→ WHAT TO PRODUCE:
Output the full listing word for word.

→ GIVEN INFORMATION:
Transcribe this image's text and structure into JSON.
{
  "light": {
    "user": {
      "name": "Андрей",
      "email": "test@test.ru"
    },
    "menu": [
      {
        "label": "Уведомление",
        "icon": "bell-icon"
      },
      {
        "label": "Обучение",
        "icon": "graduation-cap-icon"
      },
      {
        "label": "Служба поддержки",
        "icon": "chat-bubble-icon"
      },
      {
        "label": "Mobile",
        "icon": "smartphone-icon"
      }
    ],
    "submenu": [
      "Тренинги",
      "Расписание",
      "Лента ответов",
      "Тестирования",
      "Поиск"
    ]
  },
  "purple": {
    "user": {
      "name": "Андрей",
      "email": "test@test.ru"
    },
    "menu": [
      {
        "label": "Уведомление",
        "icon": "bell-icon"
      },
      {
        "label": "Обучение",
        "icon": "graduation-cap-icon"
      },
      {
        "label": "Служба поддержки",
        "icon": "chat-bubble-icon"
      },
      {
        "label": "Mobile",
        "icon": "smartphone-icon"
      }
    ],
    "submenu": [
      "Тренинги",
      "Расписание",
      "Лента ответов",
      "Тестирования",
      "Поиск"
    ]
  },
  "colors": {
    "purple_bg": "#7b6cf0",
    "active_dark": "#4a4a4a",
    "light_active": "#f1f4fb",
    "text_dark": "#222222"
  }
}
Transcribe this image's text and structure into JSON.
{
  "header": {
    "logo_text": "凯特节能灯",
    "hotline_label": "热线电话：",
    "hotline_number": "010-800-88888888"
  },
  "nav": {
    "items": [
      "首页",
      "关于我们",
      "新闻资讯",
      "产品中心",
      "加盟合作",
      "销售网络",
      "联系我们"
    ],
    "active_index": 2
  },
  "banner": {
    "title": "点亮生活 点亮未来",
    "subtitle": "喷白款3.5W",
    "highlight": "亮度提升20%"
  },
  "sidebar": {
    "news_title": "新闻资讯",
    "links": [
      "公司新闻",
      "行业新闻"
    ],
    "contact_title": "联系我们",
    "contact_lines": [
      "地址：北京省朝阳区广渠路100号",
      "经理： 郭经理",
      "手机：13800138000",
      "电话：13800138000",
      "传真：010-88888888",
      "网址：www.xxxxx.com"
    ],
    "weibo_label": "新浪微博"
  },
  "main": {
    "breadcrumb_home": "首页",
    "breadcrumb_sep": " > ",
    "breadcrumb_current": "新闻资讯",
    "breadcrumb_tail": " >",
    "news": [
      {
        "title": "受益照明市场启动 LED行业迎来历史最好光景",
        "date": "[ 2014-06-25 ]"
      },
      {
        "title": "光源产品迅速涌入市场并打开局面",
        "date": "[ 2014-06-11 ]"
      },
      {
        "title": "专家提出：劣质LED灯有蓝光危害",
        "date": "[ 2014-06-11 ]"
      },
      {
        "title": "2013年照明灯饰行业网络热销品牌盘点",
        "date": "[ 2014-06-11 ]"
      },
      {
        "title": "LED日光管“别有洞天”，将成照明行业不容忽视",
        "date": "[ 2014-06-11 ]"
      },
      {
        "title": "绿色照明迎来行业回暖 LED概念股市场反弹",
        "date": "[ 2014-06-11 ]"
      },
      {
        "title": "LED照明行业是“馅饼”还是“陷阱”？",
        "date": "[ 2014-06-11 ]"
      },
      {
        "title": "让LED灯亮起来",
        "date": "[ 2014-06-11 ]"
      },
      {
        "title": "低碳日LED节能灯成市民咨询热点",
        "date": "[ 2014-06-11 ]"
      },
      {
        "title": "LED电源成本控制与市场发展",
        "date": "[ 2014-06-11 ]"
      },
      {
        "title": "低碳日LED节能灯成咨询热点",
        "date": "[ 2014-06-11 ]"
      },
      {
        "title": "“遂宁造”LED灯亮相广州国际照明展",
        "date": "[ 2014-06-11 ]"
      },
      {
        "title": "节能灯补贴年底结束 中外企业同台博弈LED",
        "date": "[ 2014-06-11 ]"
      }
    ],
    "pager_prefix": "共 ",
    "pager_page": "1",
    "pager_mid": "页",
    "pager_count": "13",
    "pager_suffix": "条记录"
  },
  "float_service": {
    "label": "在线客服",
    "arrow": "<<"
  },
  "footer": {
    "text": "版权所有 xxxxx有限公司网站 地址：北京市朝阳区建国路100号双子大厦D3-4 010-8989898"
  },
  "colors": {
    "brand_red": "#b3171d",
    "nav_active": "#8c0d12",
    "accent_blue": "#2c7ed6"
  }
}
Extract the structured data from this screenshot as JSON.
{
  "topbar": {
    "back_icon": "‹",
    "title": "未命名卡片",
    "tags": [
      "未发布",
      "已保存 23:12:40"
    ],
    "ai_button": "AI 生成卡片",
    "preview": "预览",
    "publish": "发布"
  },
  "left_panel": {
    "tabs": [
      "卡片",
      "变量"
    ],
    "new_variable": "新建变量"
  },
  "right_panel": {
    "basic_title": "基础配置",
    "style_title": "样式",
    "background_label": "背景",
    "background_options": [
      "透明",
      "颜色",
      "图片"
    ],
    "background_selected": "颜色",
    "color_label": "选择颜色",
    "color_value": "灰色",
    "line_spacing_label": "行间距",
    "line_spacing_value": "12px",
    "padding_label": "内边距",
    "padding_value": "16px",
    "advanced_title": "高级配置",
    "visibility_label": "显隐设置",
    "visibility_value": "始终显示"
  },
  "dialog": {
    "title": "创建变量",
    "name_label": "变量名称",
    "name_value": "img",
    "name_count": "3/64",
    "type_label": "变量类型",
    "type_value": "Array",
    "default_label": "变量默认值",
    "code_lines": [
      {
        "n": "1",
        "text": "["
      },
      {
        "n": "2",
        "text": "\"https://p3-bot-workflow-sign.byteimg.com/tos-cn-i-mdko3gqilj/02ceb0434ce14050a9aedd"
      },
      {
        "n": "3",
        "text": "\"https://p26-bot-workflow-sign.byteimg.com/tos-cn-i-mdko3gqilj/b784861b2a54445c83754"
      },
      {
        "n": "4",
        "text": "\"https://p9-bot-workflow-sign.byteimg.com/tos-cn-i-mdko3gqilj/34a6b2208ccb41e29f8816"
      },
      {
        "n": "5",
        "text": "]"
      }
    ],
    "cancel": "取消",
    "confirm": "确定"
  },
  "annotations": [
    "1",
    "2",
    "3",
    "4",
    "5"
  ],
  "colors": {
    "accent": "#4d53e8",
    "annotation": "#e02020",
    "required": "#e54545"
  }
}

→ YOUR RESPONSE:
Transcribe this image's text and structure into JSON.
{
  "light": {
    "user": {
      "name": "Андрей",
      "email": "test@test.ru"
    },
    "menu": [
      {
        "label": "Уведомление",
        "icon": "bell-icon"
      },
      {
        "label": "Обучение",
        "icon": "graduation-cap-icon"
      },
      {
        "label": "Служба поддержки",
        "icon": "chat-bubble-icon"
      },
      {
        "label": "Mobile",
        "icon": "smartphone-icon"
      }
    ],
    "submenu": [
      "Тренинги",
      "Расписание",
      "Лента ответов",
      "Тестирования",
      "Поиск"
    ]
  },
  "purple": {
    "user": {
      "name": "Андрей",
      "email": "test@test.ru"
    },
    "menu": [
      {
        "label": "Уведомление",
        "icon": "bell-icon"
      },
      {
        "label": "Обучение",
        "icon": "graduation-cap-icon"
      },
      {
        "label": "Служба поддержки",
        "icon": "chat-bubble-icon"
      },
      {
        "label": "Mobile",
        "icon": "smartphone-icon"
      }
    ],
    "submenu": [
      "Тренинги",
      "Расписание",
      "Лента ответов",
      "Тестирования",
      "Поиск"
    ]
  },
  "colors": {
    "purple_bg": "#7b6cf0",
    "active_dark": "#4a4a4a",
    "light_active": "#f1f4fb",
    "text_dark": "#222222"
  }
}
Transcribe this image's text and structure into JSON.
{
  "header": {
    "logo_text": "凯特节能灯",
    "hotline_label": "热线电话：",
    "hotline_number": "010-800-88888888"
  },
  "nav": {
    "items": [
      "首页",
      "关于我们",
      "新闻资讯",
      "产品中心",
      "加盟合作",
      "销售网络",
      "联系我们"
    ],
    "active_index": 2
  },
  "banner": {
    "title": "点亮生活 点亮未来",
    "subtitle": "喷白款3.5W",
    "highlight": "亮度提升20%"
  },
  "sidebar": {
    "news_title": "新闻资讯",
    "links": [
      "公司新闻",
      "行业新闻"
    ],
    "contact_title": "联系我们",
    "contact_lines": [
      "地址：北京省朝阳区广渠路100号",
      "经理： 郭经理",
      "手机：13800138000",
      "电话：13800138000",
      "传真：010-88888888",
      "网址：www.xxxxx.com"
    ],
    "weibo_label": "新浪微博"
  },
  "main": {
    "breadcrumb_home": "首页",
    "breadcrumb_sep": " > ",
    "breadcrumb_current": "新闻资讯",
    "breadcrumb_tail": " >",
    "news": [
      {
        "title": "受益照明市场启动 LED行业迎来历史最好光景",
        "date": "[ 2014-06-25 ]"
      },
      {
        "title": "光源产品迅速涌入市场并打开局面",
        "date": "[ 2014-06-11 ]"
      },
      {
        "title": "专家提出：劣质LED灯有蓝光危害",
        "date": "[ 2014-06-11 ]"
      },
      {
        "title": "2013年照明灯饰行业网络热销品牌盘点",
        "date": "[ 2014-06-11 ]"
      },
      {
        "title": "LED日光管“别有洞天”，将成照明行业不容忽视",
        "date": "[ 2014-06-11 ]"
      },
      {
        "title": "绿色照明迎来行业回暖 LED概念股市场反弹",
        "date": "[ 2014-06-11 ]"
      },
      {
        "title": "LED照明行业是“馅饼”还是“陷阱”？",
        "date": "[ 2014-06-11 ]"
      },
      {
        "title": "让LED灯亮起来",
        "date": "[ 2014-06-11 ]"
      },
      {
        "title": "低碳日LED节能灯成市民咨询热点",
        "date": "[ 2014-06-11 ]"
      },
      {
        "title": "LED电源成本控制与市场发展",
        "date": "[ 2014-06-11 ]"
      },
      {
        "title": "低碳日LED节能灯成咨询热点",
        "date": "[ 2014-06-11 ]"
      },
      {
        "title": "“遂宁造”LED灯亮相广州国际照明展",
        "date": "[ 2014-06-11 ]"
      },
      {
        "title": "节能灯补贴年底结束 中外企业同台博弈LED",
        "date": "[ 2014-06-11 ]"
      }
    ],
    "pager_prefix": "共 ",
    "pager_page": "1",
    "pager_mid": "页",
    "pager_count": "13",
    "pager_suffix": "条记录"
  },
  "float_service": {
    "label": "在线客服",
    "arrow": "<<"
  },
  "footer": {
    "text": "版权所有 xxxxx有限公司网站 地址：北京市朝阳区建国路100号双子大厦D3-4 010-8989898"
  },
  "colors": {
    "brand_red": "#b3171d",
    "nav_active": "#8c0d12",
    "accent_blue": "#2c7ed6"
  }
}
Extract the structured data from this screenshot as JSON.
{
  "topbar": {
    "back_icon": "‹",
    "title": "未命名卡片",
    "tags": [
      "未发布",
      "已保存 23:12:40"
    ],
    "ai_button": "AI 生成卡片",
    "preview": "预览",
    "publish": "发布"
  },
  "left_panel": {
    "tabs": [
      "卡片",
      "变量"
    ],
    "new_variable": "新建变量"
  },
  "right_panel": {
    "basic_title": "基础配置",
    "style_title": "样式",
    "background_label": "背景",
    "background_options": [
      "透明",
      "颜色",
      "图片"
    ],
    "background_selected": "颜色",
    "color_label": "选择颜色",
    "color_value": "灰色",
    "line_spacing_label": "行间距",
    "line_spacing_value": "12px",
    "padding_label": "内边距",
    "padding_value": "16px",
    "advanced_title": "高级配置",
    "visibility_label": "显隐设置",
    "visibility_value": "始终显示"
  },
  "dialog": {
    "title": "创建变量",
    "name_label": "变量名称",
    "name_value": "img",
    "name_count": "3/64",
    "type_label": "变量类型",
    "type_value": "Array",
    "default_label": "变量默认值",
    "code_lines": [
      {
        "n": "1",
        "text": "["
      },
      {
        "n": "2",
        "text": "\"https://p3-bot-workflow-sign.byteimg.com/tos-cn-i-mdko3gqilj/02ceb0434ce14050a9aedd"
      },
      {
        "n": "3",
        "text": "\"https://p26-bot-workflow-sign.byteimg.com/tos-cn-i-mdko3gqilj/b784861b2a54445c83754"
      },
      {
        "n": "4",
        "text": "\"https://p9-bot-workflow-sign.byteimg.com/tos-cn-i-mdko3gqilj/34a6b2208ccb41e29f8816"
      },
      {
        "n": "5",
        "text": "]"
      }
    ],
    "cancel": "取消",
    "confirm": "确定"
  },
  "annotations": [
    "1",
    "2",
    "3",
    "4",
    "5"
  ],
  "colors": {
    "accent": "#4d53e8",
    "annotation": "#e02020",
    "required": "#e54545"
  }
}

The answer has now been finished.